Action item: Pick out each line of the records that includes the string "image", and copy it.

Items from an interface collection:
╔══
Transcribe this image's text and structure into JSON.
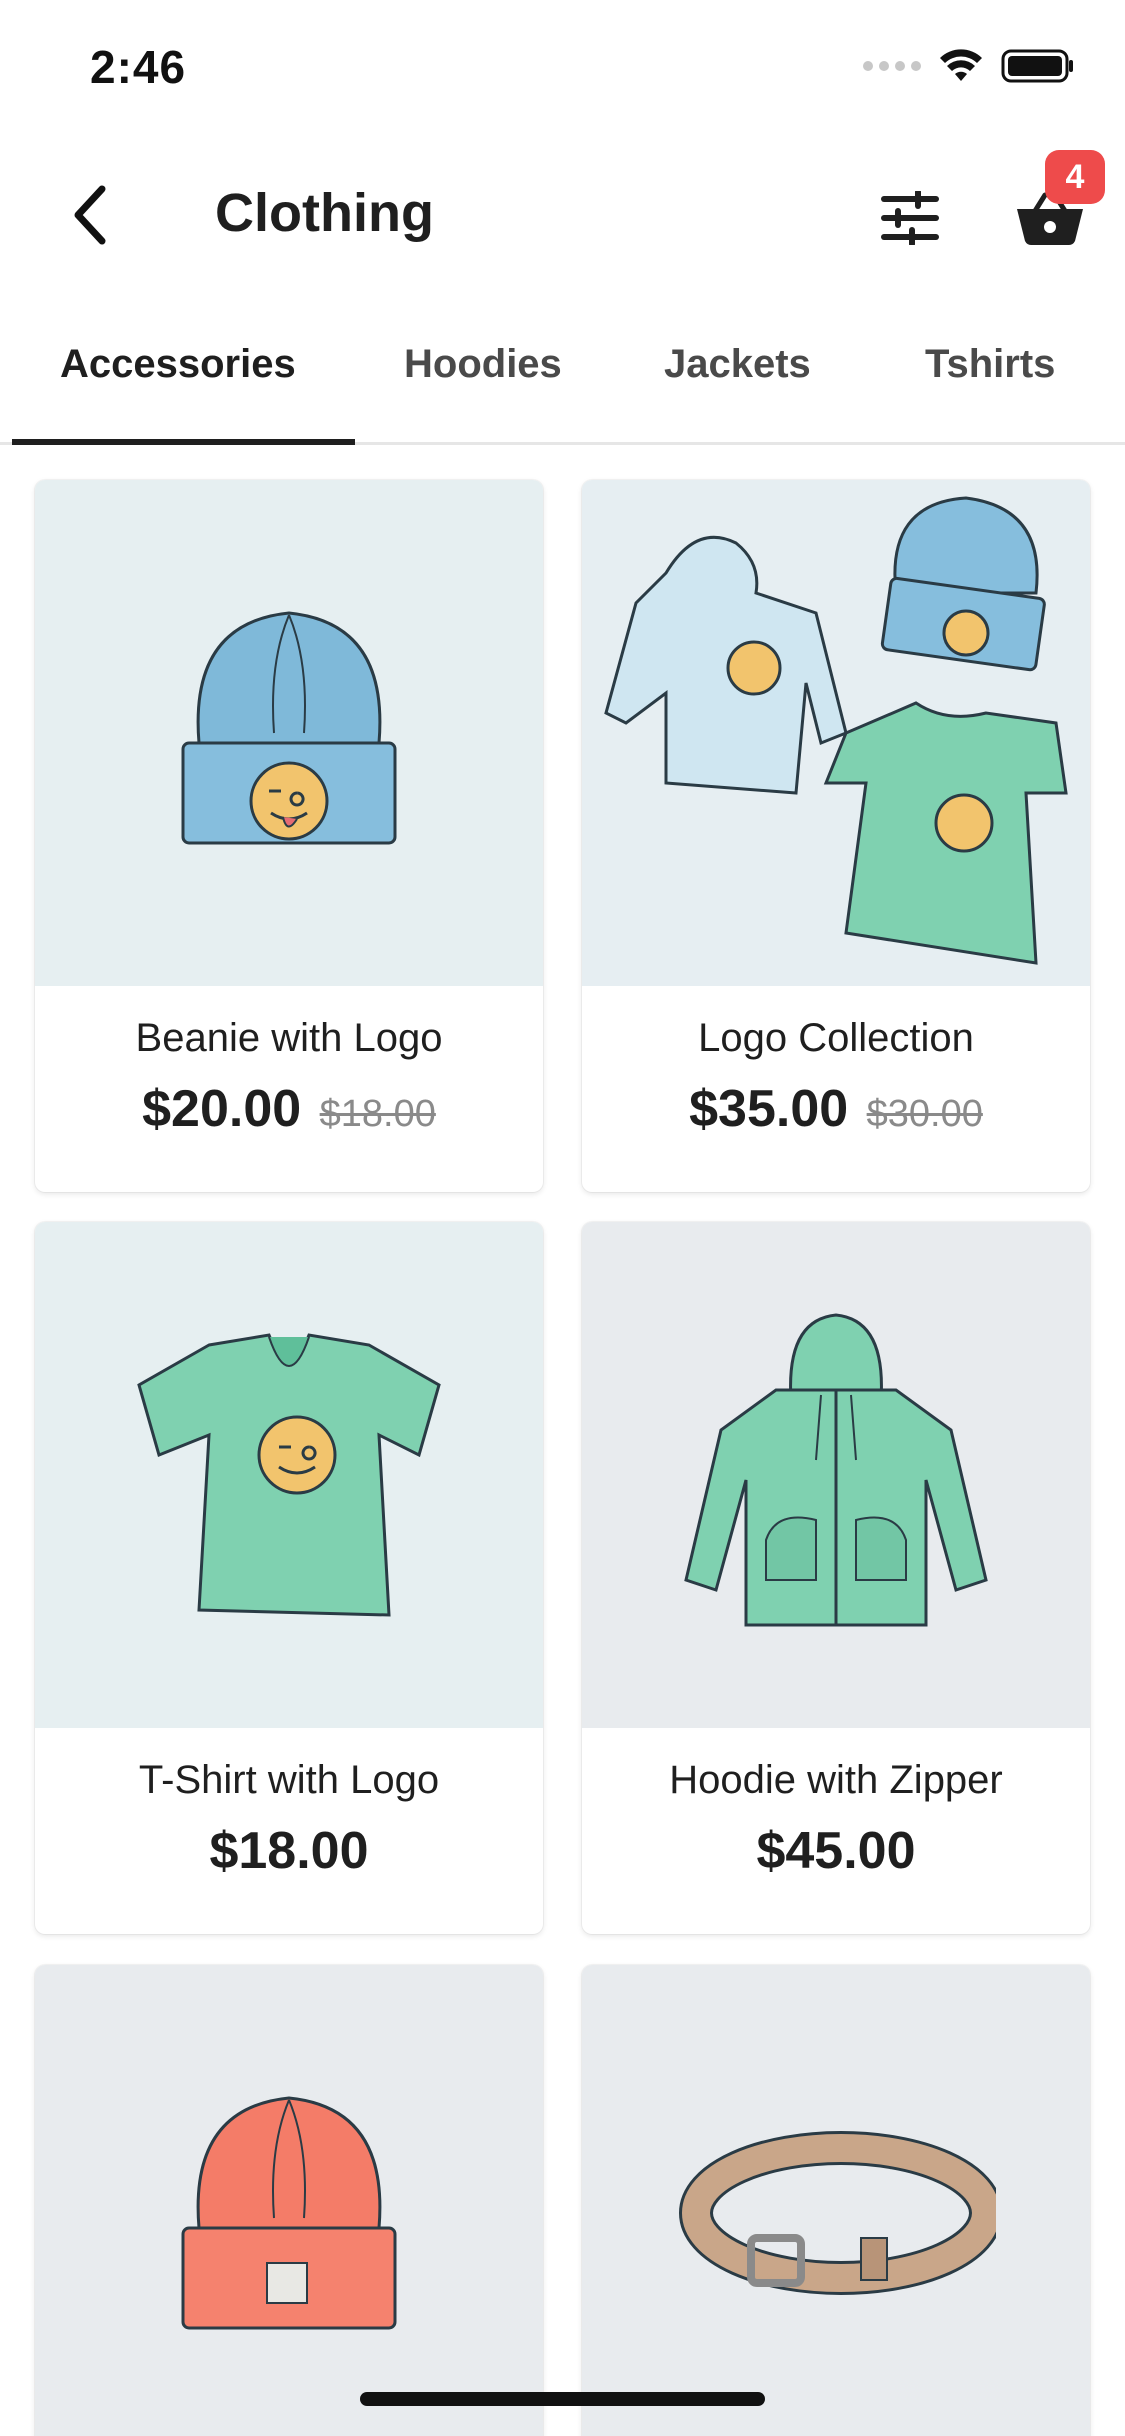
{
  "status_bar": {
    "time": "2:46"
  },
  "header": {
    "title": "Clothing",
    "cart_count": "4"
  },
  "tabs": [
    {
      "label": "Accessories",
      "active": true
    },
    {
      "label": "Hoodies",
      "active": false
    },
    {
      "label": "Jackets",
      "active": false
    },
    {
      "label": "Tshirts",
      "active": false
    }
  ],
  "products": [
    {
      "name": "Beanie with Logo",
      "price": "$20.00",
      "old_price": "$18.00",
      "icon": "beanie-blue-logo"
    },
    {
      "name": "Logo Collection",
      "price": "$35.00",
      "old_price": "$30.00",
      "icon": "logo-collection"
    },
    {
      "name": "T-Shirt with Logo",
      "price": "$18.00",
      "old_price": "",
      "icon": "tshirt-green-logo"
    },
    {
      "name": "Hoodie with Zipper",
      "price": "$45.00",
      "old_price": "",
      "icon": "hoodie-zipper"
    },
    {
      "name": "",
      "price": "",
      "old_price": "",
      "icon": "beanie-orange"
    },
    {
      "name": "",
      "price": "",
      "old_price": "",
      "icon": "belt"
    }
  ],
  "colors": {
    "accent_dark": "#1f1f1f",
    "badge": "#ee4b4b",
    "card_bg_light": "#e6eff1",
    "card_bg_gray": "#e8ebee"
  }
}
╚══
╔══
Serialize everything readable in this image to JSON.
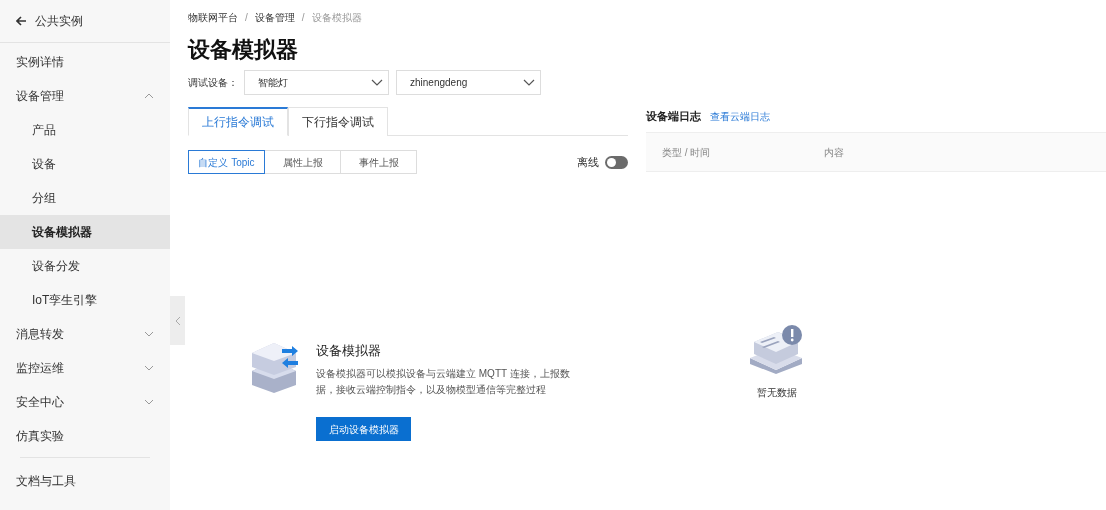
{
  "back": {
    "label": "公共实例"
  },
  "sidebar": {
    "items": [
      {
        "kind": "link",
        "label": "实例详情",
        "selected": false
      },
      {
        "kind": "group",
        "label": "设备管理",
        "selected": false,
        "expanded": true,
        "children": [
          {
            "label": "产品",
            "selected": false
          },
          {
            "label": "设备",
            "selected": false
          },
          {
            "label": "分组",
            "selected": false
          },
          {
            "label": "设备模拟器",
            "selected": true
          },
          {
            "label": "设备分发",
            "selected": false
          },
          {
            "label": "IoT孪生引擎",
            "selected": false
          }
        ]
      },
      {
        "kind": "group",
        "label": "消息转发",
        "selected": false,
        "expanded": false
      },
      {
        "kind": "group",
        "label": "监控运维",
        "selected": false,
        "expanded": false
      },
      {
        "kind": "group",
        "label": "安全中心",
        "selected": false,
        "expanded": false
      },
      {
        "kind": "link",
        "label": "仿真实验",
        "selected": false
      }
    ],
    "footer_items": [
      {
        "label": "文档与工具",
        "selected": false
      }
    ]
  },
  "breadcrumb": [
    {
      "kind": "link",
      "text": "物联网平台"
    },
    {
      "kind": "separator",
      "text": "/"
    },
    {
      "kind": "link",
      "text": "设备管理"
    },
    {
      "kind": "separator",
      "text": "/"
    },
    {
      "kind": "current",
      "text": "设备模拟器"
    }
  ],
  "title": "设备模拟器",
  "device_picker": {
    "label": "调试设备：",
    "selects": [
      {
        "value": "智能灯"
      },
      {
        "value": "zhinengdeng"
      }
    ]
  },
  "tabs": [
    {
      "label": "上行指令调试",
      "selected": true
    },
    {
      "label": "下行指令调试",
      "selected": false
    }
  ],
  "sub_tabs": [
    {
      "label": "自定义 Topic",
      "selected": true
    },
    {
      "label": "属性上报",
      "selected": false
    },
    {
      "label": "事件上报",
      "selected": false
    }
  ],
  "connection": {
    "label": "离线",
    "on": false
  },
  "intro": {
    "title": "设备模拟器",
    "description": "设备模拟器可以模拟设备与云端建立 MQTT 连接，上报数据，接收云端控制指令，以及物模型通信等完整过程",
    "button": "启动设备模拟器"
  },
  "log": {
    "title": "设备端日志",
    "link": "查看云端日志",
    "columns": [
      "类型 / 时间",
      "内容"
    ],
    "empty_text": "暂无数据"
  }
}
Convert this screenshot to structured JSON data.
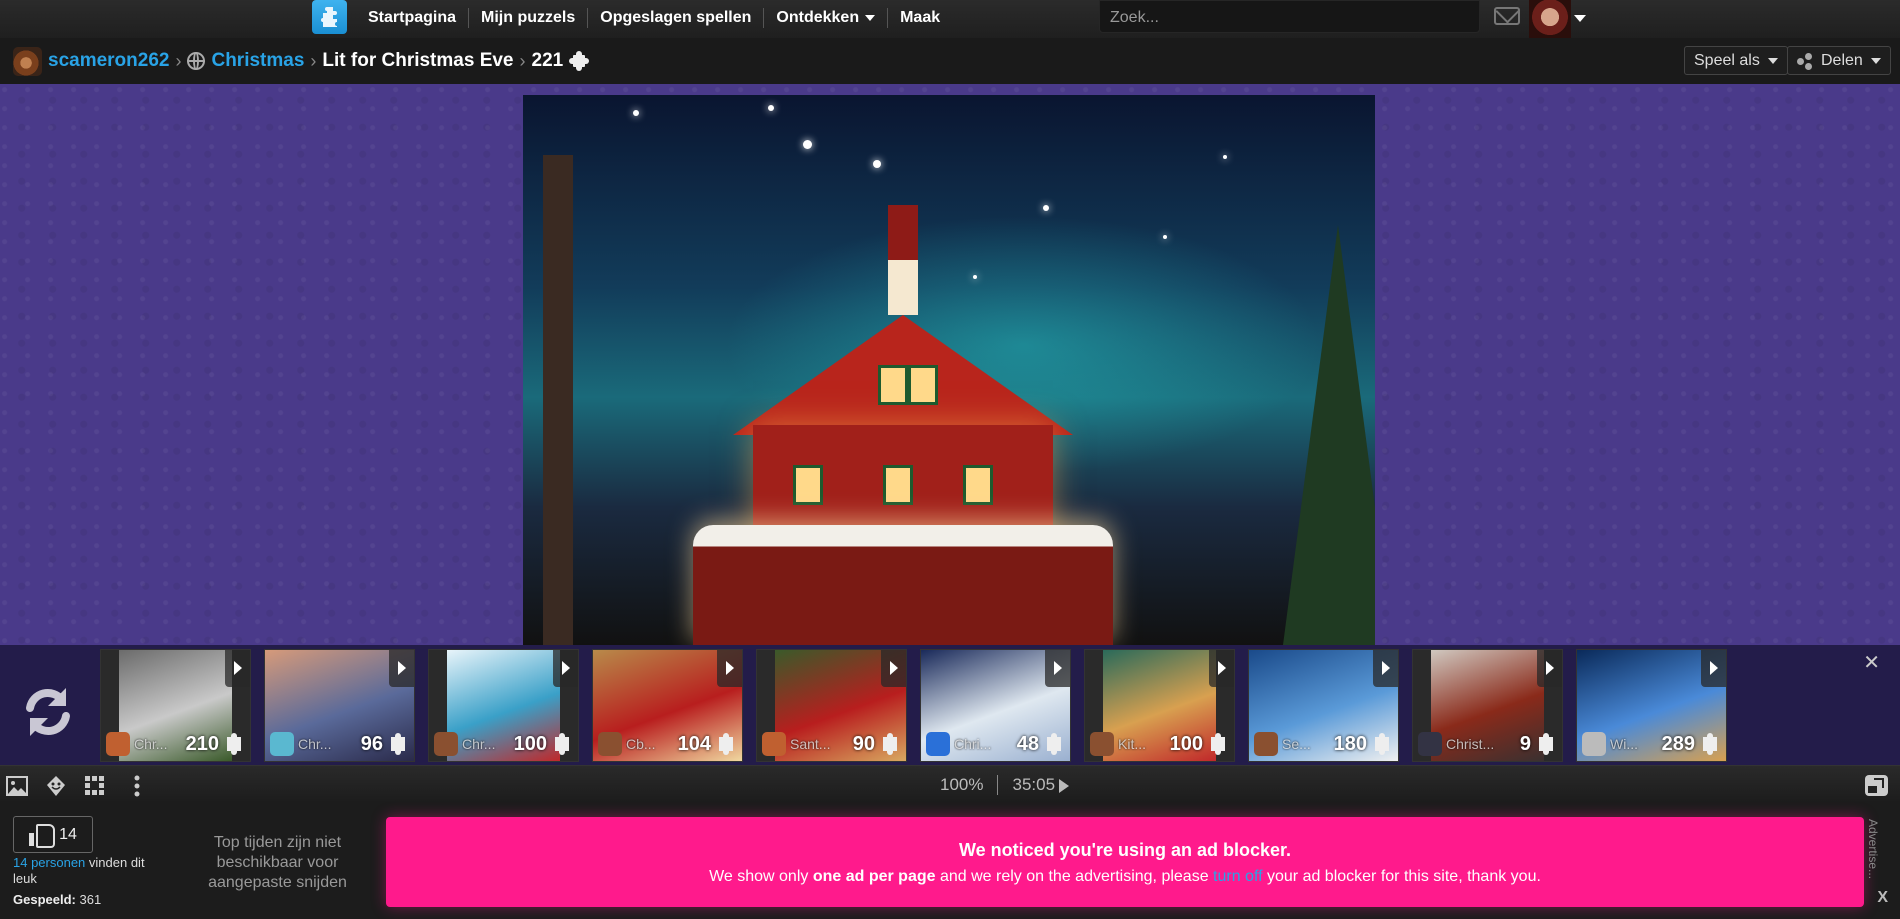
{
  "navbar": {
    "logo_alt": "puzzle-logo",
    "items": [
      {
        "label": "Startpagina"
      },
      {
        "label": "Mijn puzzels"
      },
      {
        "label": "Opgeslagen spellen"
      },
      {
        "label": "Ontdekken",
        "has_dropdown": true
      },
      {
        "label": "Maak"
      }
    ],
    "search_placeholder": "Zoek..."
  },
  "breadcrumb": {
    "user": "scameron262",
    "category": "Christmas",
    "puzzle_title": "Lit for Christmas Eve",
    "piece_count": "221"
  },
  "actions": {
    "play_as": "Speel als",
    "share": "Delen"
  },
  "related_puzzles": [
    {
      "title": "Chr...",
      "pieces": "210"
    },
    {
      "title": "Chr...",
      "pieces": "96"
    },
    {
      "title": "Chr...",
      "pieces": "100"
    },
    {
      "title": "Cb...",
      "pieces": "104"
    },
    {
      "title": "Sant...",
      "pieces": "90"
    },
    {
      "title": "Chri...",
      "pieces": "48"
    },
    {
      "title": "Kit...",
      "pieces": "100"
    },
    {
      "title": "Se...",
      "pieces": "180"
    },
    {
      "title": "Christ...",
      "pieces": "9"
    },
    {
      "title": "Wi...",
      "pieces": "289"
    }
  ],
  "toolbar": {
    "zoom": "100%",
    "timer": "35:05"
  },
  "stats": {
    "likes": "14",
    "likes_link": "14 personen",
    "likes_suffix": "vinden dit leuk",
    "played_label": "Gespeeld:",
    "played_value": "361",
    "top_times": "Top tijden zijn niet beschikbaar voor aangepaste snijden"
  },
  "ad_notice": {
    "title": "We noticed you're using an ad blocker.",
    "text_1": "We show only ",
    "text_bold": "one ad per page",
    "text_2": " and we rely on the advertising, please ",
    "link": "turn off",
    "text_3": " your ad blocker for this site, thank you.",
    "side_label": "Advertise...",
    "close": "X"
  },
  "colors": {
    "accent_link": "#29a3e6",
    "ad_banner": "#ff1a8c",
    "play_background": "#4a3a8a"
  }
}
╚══
Task solution:
Transcribe this image's text and structure into JSON.
Serialize everything readable in this image to JSON.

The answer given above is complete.